Share this article

print logo

My View: Life is one box after another

By Deborah A. Dickinson-Deacon

Life is full of boxes from birth to death. It is hard to imagine life without them.

There is a new health-related initiative to use baby boxes, instead of cribs, to avoid SIDS (Sudden Infant Death Syndrome). Playpens are box-shaped and meant to prevent the child from wandering into unsafe areas of the home. My playpen from the 1950s had wooden rails, but today that would be considered unsafe, and replaced by fabric mesh. My toy box stored many stuffed animals, balls, games and puzzles. Today’s toy boxes include battery-operated learning devices for children.

Upon starting school, I remember lunch boxes, crayon boxes and pencil boxes. Companies promoted educational causes with the “Box Tops for Education” found on various food cartons. Children need sneakers for playing on the playgrounds and sometimes the shoe boxes are more fun than the sneakers. The same could be said for appliance boxes. My parents may have been proud of their new refrigerator, stove, washer or dryer, but as a child I just wanted the box to create a playhouse or rocketship. When I was 4, I played in my neighbor’s sandbox, home-built for his grandchildren. Many individuals may remember soap box derbies where small-wheeled boxes, without engines, raced down a local street. Races are still held at the Derby Downs Track in Akron, Ohio.

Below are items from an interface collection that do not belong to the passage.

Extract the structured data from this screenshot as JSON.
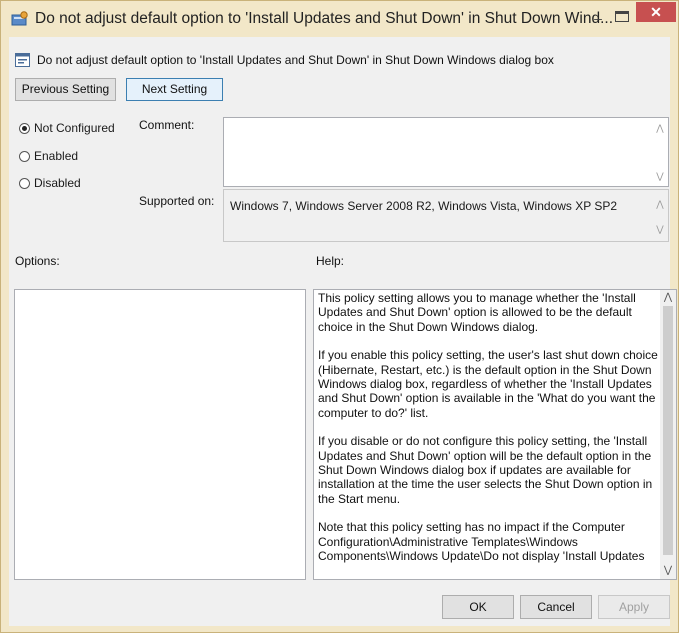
{
  "window": {
    "title": "Do not adjust default option to 'Install Updates and Shut Down' in Shut Down Wind...",
    "min_glyph": "–",
    "close_glyph": "✕",
    "accent_close": "#c75050"
  },
  "header": {
    "text": "Do not adjust default option to 'Install Updates and Shut Down' in Shut Down Windows dialog box"
  },
  "nav": {
    "previous_label": "Previous Setting",
    "next_label": "Next Setting"
  },
  "state": {
    "options": [
      {
        "label": "Not Configured",
        "selected": true
      },
      {
        "label": "Enabled",
        "selected": false
      },
      {
        "label": "Disabled",
        "selected": false
      }
    ]
  },
  "comment": {
    "label": "Comment:",
    "value": ""
  },
  "supported": {
    "label": "Supported on:",
    "value": "Windows 7, Windows Server 2008 R2, Windows Vista, Windows XP SP2"
  },
  "options_panel": {
    "label": "Options:"
  },
  "help_panel": {
    "label": "Help:",
    "paragraphs": [
      "This policy setting allows you to manage whether the 'Install Updates and Shut Down' option is allowed to be the default choice in the Shut Down Windows dialog.",
      "If you enable this policy setting, the user's last shut down choice (Hibernate, Restart, etc.) is the default option in the Shut Down Windows dialog box, regardless of whether the 'Install Updates and Shut Down' option is available in the 'What do you want the computer to do?' list.",
      "If you disable or do not configure this policy setting, the 'Install Updates and Shut Down' option will be the default option in the Shut Down Windows dialog box if updates are available for installation at the time the user selects the Shut Down option in the Start menu.",
      "Note that this policy setting has no impact if the Computer Configuration\\Administrative Templates\\Windows Components\\Windows Update\\Do not display 'Install Updates"
    ]
  },
  "footer": {
    "ok_label": "OK",
    "cancel_label": "Cancel",
    "apply_label": "Apply"
  }
}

A teenager’s life is filled with boxes: movie outings include candy and popcorn boxes, pizza boxes or Chinese takeout boxes at parties. The responsibility of pets includes cleaning the various boxes like fish tanks, dog box or bed, and/or cat litter boxes. Those who had newspaper routes may have had corresponding boxes. The dominant box for a young person today is the email inbox.

As the teen contemplates college versus the working world, there are online applications to complete, for both options, containing numerous-sized boxes for typed personal information. College on-campus housing may require under-the-bed boxes to conserve space.

When a person finds a life partner, the boxes continue – hope chests, wedding ring boxes and boxed gifts for the couple to have all the comforts of home. These might include the latest small appliances, flat screen TVs, indoor and outdoor furniture. Home ownership includes garbage totes and recycle boxes. Even the home itself is generally square or rectangular shaped and evolves into a living storage box.

While storing memories online via Facebook and other social media is popular, I prefer the old-fashioned memory boxes and photo albums. I also like coin boxes. Does anyone still remember Halloween nights where collecting for UNICEF was a means of helping children remember others, and not just themselves and the candy?

Never underestimate the priority of the tissue box or packet. Tissues have seen me through tears of joy and sorrow. Colds and allergies make them a staple in purses and pockets. They are there to clean up life’s small messes. Makeup and tissues are a common couple.

As people mature into their middle-aged years, our boxes take on a different meaning. We prepare for end-of-life concerns with ownership of safe deposit boxes to store important documents. We need to decide if want a wooden or metal burial casket/box or crematory box. If we decide on cremation, will the remains be buried, entombed or thrown to the winds over land or sea?

From crib to coffin, we live both inside and outside the box. For me, it’s what I do outside the box that matters, before I’m permanently inside.

Deborah A. Dickinson-Deacon, of Amherst, has checked off many significant boxes in her life.
There are no comments - be the first to comment